• Task goal: The expected result is the full listing, retyped exactly, without a single picture.

• Extracted data:
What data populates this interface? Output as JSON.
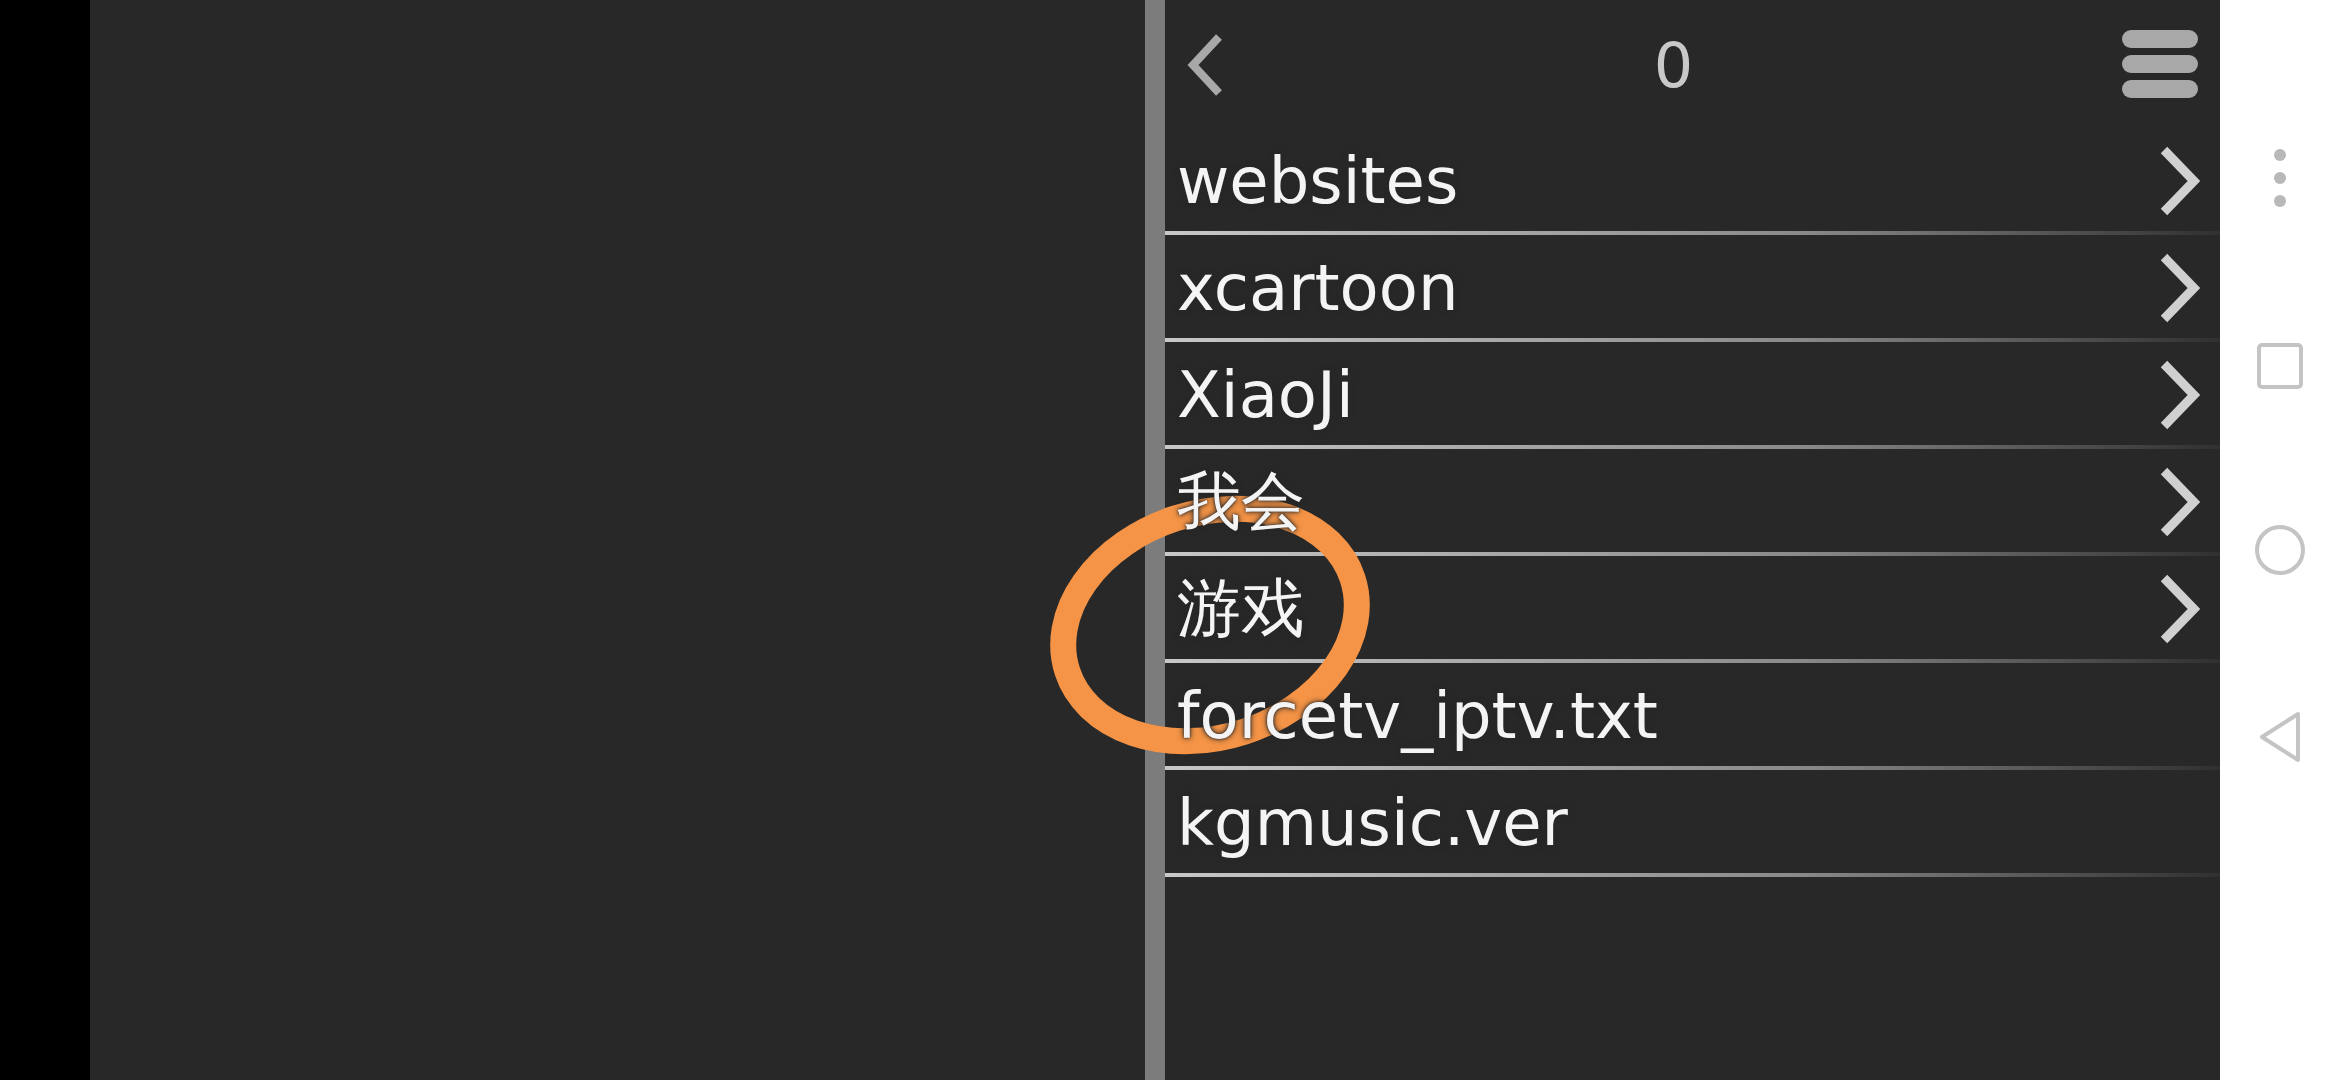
{
  "header": {
    "title": "0"
  },
  "items": [
    {
      "label": "websites",
      "kind": "folder"
    },
    {
      "label": "xcartoon",
      "kind": "folder"
    },
    {
      "label": "XiaoJi",
      "kind": "folder"
    },
    {
      "label": "我会",
      "kind": "folder"
    },
    {
      "label": "游戏",
      "kind": "folder"
    },
    {
      "label": "forcetv_iptv.txt",
      "kind": "file"
    },
    {
      "label": "kgmusic.ver",
      "kind": "file"
    }
  ]
}
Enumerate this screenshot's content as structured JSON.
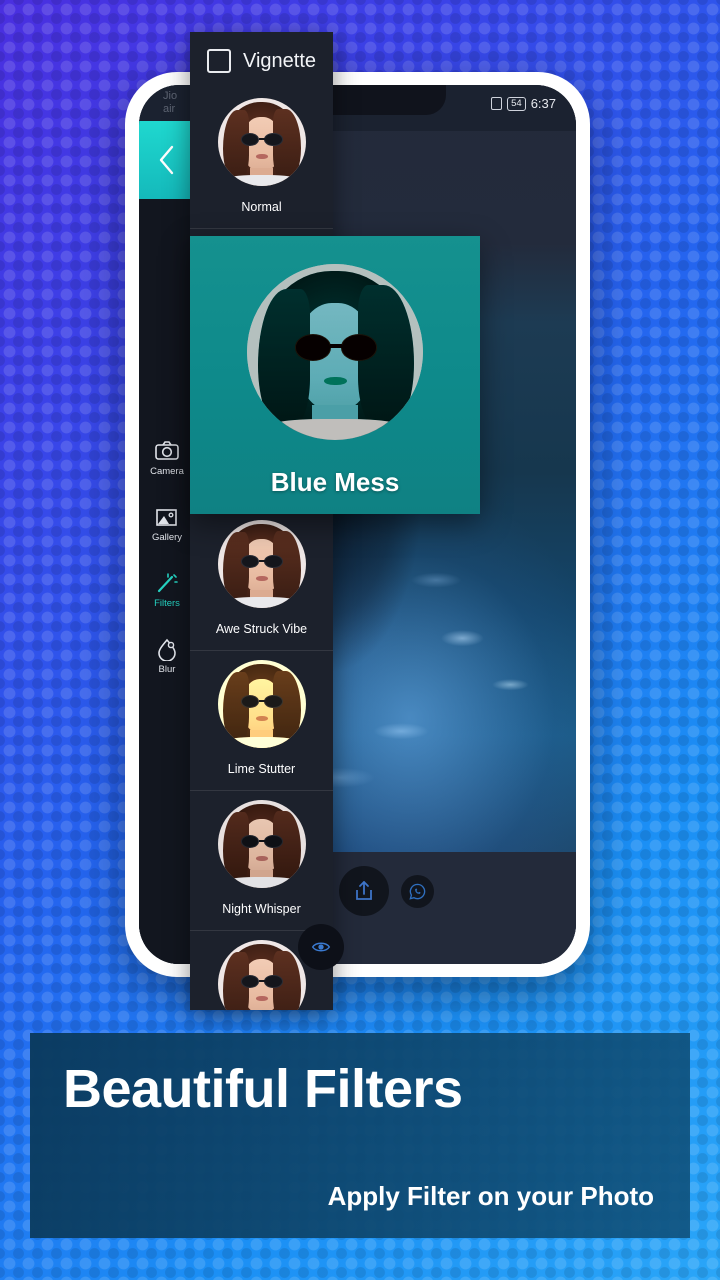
{
  "background": {
    "gradient_from": "#4a2fe0",
    "gradient_to": "#2aa6f8",
    "pattern": "halftone-dots"
  },
  "phone": {
    "app_title_line1": "Jio",
    "app_title_line2": "air",
    "status_bar": {
      "battery": "54",
      "time": "6:37"
    },
    "back_button_icon": "chevron-left-icon",
    "back_button_color": "#1fd8cf"
  },
  "toolbar": {
    "items": [
      {
        "label": "Camera",
        "icon": "camera-icon",
        "active": false
      },
      {
        "label": "Gallery",
        "icon": "gallery-icon",
        "active": false
      },
      {
        "label": "Filters",
        "icon": "magic-wand-icon",
        "active": true
      },
      {
        "label": "Blur",
        "icon": "blur-drop-icon",
        "active": false
      }
    ],
    "active_color": "#25d3c2"
  },
  "actions": {
    "share_label": "share-icon",
    "whatsapp_label": "whatsapp-icon",
    "eye_label": "eye-icon"
  },
  "filter_panel": {
    "header": {
      "checkbox_label": "Vignette",
      "checked": false
    },
    "filters": [
      {
        "name": "Normal",
        "tint": "none"
      },
      {
        "name": "Awe Struck Vibe",
        "tint": "none"
      },
      {
        "name": "Lime Stutter",
        "tint": "lime"
      },
      {
        "name": "Night Whisper",
        "tint": "night"
      },
      {
        "name": "",
        "tint": "none"
      }
    ]
  },
  "preview_card": {
    "name": "Blue Mess",
    "background_color": "#0e8a8b"
  },
  "banner": {
    "title": "Beautiful Filters",
    "subtitle": "Apply Filter on your Photo",
    "background_color": "#0e4870"
  }
}
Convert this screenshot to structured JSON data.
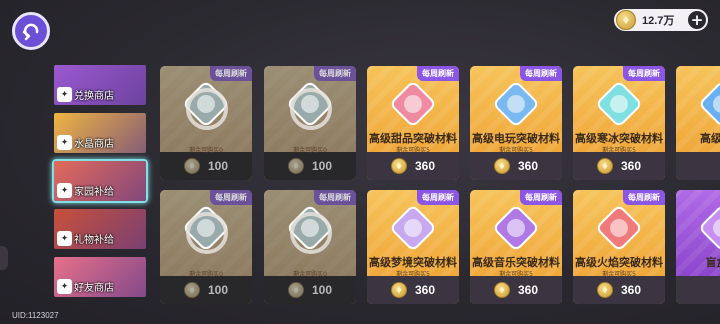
{
  "currency": {
    "amount": "12.7万",
    "icon": "coin-icon"
  },
  "sidebar": {
    "items": [
      {
        "label": "兑换商店",
        "icon": "exchange-icon",
        "bg": "#9b59d0",
        "active": false
      },
      {
        "label": "水晶商店",
        "icon": "crystal-icon",
        "bg": "#f0b443",
        "active": false
      },
      {
        "label": "家园补给",
        "icon": "home-icon",
        "bg": "#e46a5a",
        "active": true
      },
      {
        "label": "礼物补给",
        "icon": "gift-icon",
        "bg": "#c8503a",
        "active": false
      },
      {
        "label": "好友商店",
        "icon": "friend-icon",
        "bg": "#e7708a",
        "active": false
      }
    ]
  },
  "shop": {
    "weekly_badge": "每周刷新",
    "cards": [
      {
        "name": "",
        "limit": "剩余可购买0",
        "price": "100",
        "sold_out": true,
        "art": "box-icon",
        "color": "#9aa"
      },
      {
        "name": "",
        "limit": "剩余可购买0",
        "price": "100",
        "sold_out": true,
        "art": "box-icon",
        "color": "#9aa"
      },
      {
        "name": "高级甜品突破材料",
        "limit": "剩余可购买5",
        "price": "360",
        "sold_out": false,
        "art": "cake-icon",
        "color": "#f08aa0"
      },
      {
        "name": "高级电玩突破材料",
        "limit": "剩余可购买5",
        "price": "360",
        "sold_out": false,
        "art": "gamepad-icon",
        "color": "#7ab8f0"
      },
      {
        "name": "高级寒冰突破材料",
        "limit": "剩余可购买5",
        "price": "360",
        "sold_out": false,
        "art": "ice-icon",
        "color": "#7ee0e0"
      },
      {
        "name": "高级水流",
        "limit": "",
        "price": "",
        "sold_out": false,
        "art": "water-icon",
        "color": "#6ab0f0"
      },
      {
        "name": "",
        "limit": "剩余可购买0",
        "price": "100",
        "sold_out": true,
        "art": "box-icon",
        "color": "#9aa"
      },
      {
        "name": "",
        "limit": "剩余可购买0",
        "price": "100",
        "sold_out": true,
        "art": "box-icon",
        "color": "#9aa"
      },
      {
        "name": "高级梦境突破材料",
        "limit": "剩余可购买5",
        "price": "360",
        "sold_out": false,
        "art": "dream-icon",
        "color": "#c8a8f0"
      },
      {
        "name": "高级音乐突破材料",
        "limit": "剩余可购买5",
        "price": "360",
        "sold_out": false,
        "art": "music-icon",
        "color": "#b07ae6"
      },
      {
        "name": "高级火焰突破材料",
        "limit": "剩余可购买5",
        "price": "360",
        "sold_out": false,
        "art": "fire-icon",
        "color": "#f07a7a"
      },
      {
        "name": "盲盒市",
        "limit": "",
        "price": "",
        "sold_out": false,
        "art": "blindbox-icon",
        "color": "#c890f0"
      }
    ]
  },
  "footer": {
    "uid": "UID:1123027"
  }
}
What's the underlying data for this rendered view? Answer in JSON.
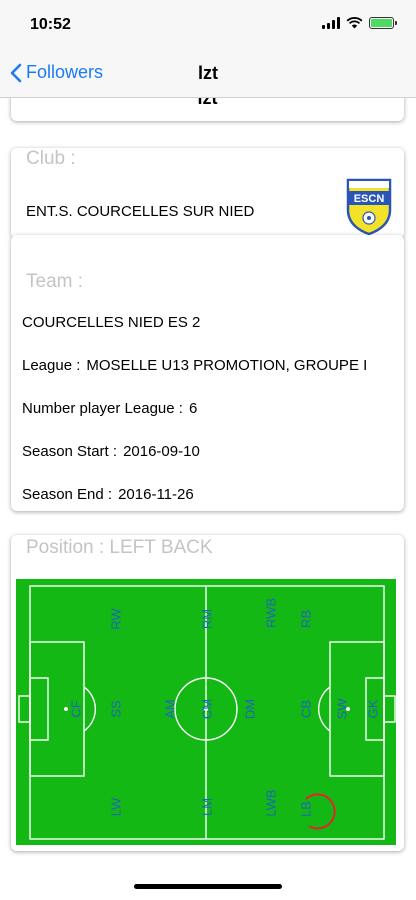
{
  "status": {
    "time": "10:52"
  },
  "nav": {
    "back_label": "Followers",
    "title": "lzt"
  },
  "previous_card": {
    "text": "lzt"
  },
  "club": {
    "label": "Club :",
    "name": "ENT.S. COURCELLES SUR NIED",
    "badge_text": "ESCN"
  },
  "team": {
    "label": "Team :",
    "name": "COURCELLES NIED ES 2",
    "league_label": "League :",
    "league_value": "MOSELLE U13 PROMOTION, GROUPE I",
    "players_label": "Number player League :",
    "players_value": "6",
    "season_start_label": "Season Start :",
    "season_start_value": "2016-09-10",
    "season_end_label": "Season End :",
    "season_end_value": "2016-11-26"
  },
  "position": {
    "label": "Position : LEFT BACK",
    "selected": "LB",
    "labels": [
      "RW",
      "RM",
      "RWB",
      "RB",
      "CF",
      "SS",
      "AM",
      "CM",
      "DM",
      "CB",
      "SW",
      "GK",
      "LW",
      "LM",
      "LWB",
      "LB"
    ]
  },
  "colors": {
    "accent": "#1a7cf5",
    "pitch": "#14b814",
    "position_text": "#1f66b8",
    "highlight": "#e0262a"
  },
  "icons": {
    "back": "chevron-left-icon",
    "signal": "signal-icon",
    "wifi": "wifi-icon",
    "battery": "battery-icon"
  }
}
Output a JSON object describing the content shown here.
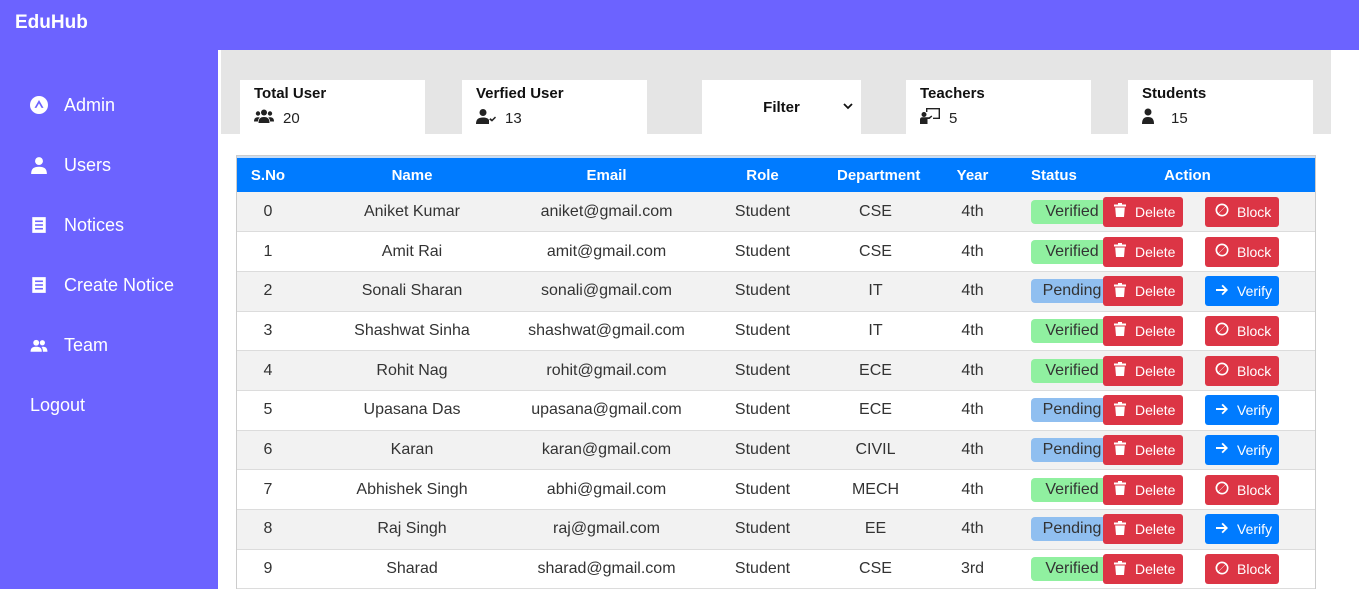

• Solution to the exercise:
What data populates this interface? Output as JSON.
{
  "header": {
    "title": "0"
  },
  "items": [
    {
      "label": "websites",
      "kind": "folder"
    },
    {
      "label": "xcartoon",
      "kind": "folder"
    },
    {
      "label": "XiaoJi",
      "kind": "folder"
    },
    {
      "label": "我会",
      "kind": "folder"
    },
    {
      "label": "游戏",
      "kind": "folder"
    },
    {
      "label": "forcetv_iptv.txt",
      "kind": "file"
    },
    {
      "label": "kgmusic.ver",
      "kind": "file"
    }
  ]
}
Enumerate this screenshot's content as structured JSON.
{
  "background": {
    "gradient_from": "#4a2fe0",
    "gradient_to": "#2aa6f8",
    "pattern": "halftone-dots"
  },
  "phone": {
    "app_title_line1": "Jio",
    "app_title_line2": "air",
    "status_bar": {
      "battery": "54",
      "time": "6:37"
    },
    "back_button_icon": "chevron-left-icon",
    "back_button_color": "#1fd8cf"
  },
  "toolbar": {
    "items": [
      {
        "label": "Camera",
        "icon": "camera-icon",
        "active": false
      },
      {
        "label": "Gallery",
        "icon": "gallery-icon",
        "active": false
      },
      {
        "label": "Filters",
        "icon": "magic-wand-icon",
        "active": true
      },
      {
        "label": "Blur",
        "icon": "blur-drop-icon",
        "active": false
      }
    ],
    "active_color": "#25d3c2"
  },
  "actions": {
    "share_label": "share-icon",
    "whatsapp_label": "whatsapp-icon",
    "eye_label": "eye-icon"
  },
  "filter_panel": {
    "header": {
      "checkbox_label": "Vignette",
      "checked": false
    },
    "filters": [
      {
        "name": "Normal",
        "tint": "none"
      },
      {
        "name": "Awe Struck Vibe",
        "tint": "none"
      },
      {
        "name": "Lime Stutter",
        "tint": "lime"
      },
      {
        "name": "Night Whisper",
        "tint": "night"
      },
      {
        "name": "",
        "tint": "none"
      }
    ]
  },
  "preview_card": {
    "name": "Blue Mess",
    "background_color": "#0e8a8b"
  },
  "banner": {
    "title": "Beautiful Filters",
    "subtitle": "Apply Filter on your Photo",
    "background_color": "#0e4870"
  }
}
Convert this screenshot to structured JSON data.
{
  "currency": {
    "amount": "12.7万",
    "icon": "coin-icon"
  },
  "sidebar": {
    "items": [
      {
        "label": "兑换商店",
        "icon": "exchange-icon",
        "bg": "#9b59d0",
        "active": false
      },
      {
        "label": "水晶商店",
        "icon": "crystal-icon",
        "bg": "#f0b443",
        "active": false
      },
      {
        "label": "家园补给",
        "icon": "home-icon",
        "bg": "#e46a5a",
        "active": true
      },
      {
        "label": "礼物补给",
        "icon": "gift-icon",
        "bg": "#c8503a",
        "active": false
      },
      {
        "label": "好友商店",
        "icon": "friend-icon",
        "bg": "#e7708a",
        "active": false
      }
    ]
  },
  "shop": {
    "weekly_badge": "每周刷新",
    "cards": [
      {
        "name": "",
        "limit": "剩余可购买0",
        "price": "100",
        "sold_out": true,
        "art": "box-icon",
        "color": "#9aa"
      },
      {
        "name": "",
        "limit": "剩余可购买0",
        "price": "100",
        "sold_out": true,
        "art": "box-icon",
        "color": "#9aa"
      },
      {
        "name": "高级甜品突破材料",
        "limit": "剩余可购买5",
        "price": "360",
        "sold_out": false,
        "art": "cake-icon",
        "color": "#f08aa0"
      },
      {
        "name": "高级电玩突破材料",
        "limit": "剩余可购买5",
        "price": "360",
        "sold_out": false,
        "art": "gamepad-icon",
        "color": "#7ab8f0"
      },
      {
        "name": "高级寒冰突破材料",
        "limit": "剩余可购买5",
        "price": "360",
        "sold_out": false,
        "art": "ice-icon",
        "color": "#7ee0e0"
      },
      {
        "name": "高级水流",
        "limit": "",
        "price": "",
        "sold_out": false,
        "art": "water-icon",
        "color": "#6ab0f0"
      },
      {
        "name": "",
        "limit": "剩余可购买0",
        "price": "100",
        "sold_out": true,
        "art": "box-icon",
        "color": "#9aa"
      },
      {
        "name": "",
        "limit": "剩余可购买0",
        "price": "100",
        "sold_out": true,
        "art": "box-icon",
        "color": "#9aa"
      },
      {
        "name": "高级梦境突破材料",
        "limit": "剩余可购买5",
        "price": "360",
        "sold_out": false,
        "art": "dream-icon",
        "color": "#c8a8f0"
      },
      {
        "name": "高级音乐突破材料",
        "limit": "剩余可购买5",
        "price": "360",
        "sold_out": false,
        "art": "music-icon",
        "color": "#b07ae6"
      },
      {
        "name": "高级火焰突破材料",
        "limit": "剩余可购买5",
        "price": "360",
        "sold_out": false,
        "art": "fire-icon",
        "color": "#f07a7a"
      },
      {
        "name": "盲盒市",
        "limit": "",
        "price": "",
        "sold_out": false,
        "art": "blindbox-icon",
        "color": "#c890f0"
      }
    ]
  },
  "footer": {
    "uid": "UID:1123027"
  }
}
What's the underlying data for this rendered view? Answer in JSON.
{
  "status": {
    "time": "10:52"
  },
  "nav": {
    "back_label": "Followers",
    "title": "lzt"
  },
  "previous_card": {
    "text": "lzt"
  },
  "club": {
    "label": "Club :",
    "name": "ENT.S. COURCELLES SUR NIED",
    "badge_text": "ESCN"
  },
  "team": {
    "label": "Team :",
    "name": "COURCELLES NIED ES 2",
    "league_label": "League :",
    "league_value": "MOSELLE U13 PROMOTION, GROUPE I",
    "players_label": "Number player League :",
    "players_value": "6",
    "season_start_label": "Season Start :",
    "season_start_value": "2016-09-10",
    "season_end_label": "Season End :",
    "season_end_value": "2016-11-26"
  },
  "position": {
    "label": "Position : LEFT BACK",
    "selected": "LB",
    "labels": [
      "RW",
      "RM",
      "RWB",
      "RB",
      "CF",
      "SS",
      "AM",
      "CM",
      "DM",
      "CB",
      "SW",
      "GK",
      "LW",
      "LM",
      "LWB",
      "LB"
    ]
  },
  "colors": {
    "accent": "#1a7cf5",
    "pitch": "#14b814",
    "position_text": "#1f66b8",
    "highlight": "#e0262a"
  },
  "icons": {
    "back": "chevron-left-icon",
    "signal": "signal-icon",
    "wifi": "wifi-icon",
    "battery": "battery-icon"
  }
}
Output a JSON object describing the content shown here.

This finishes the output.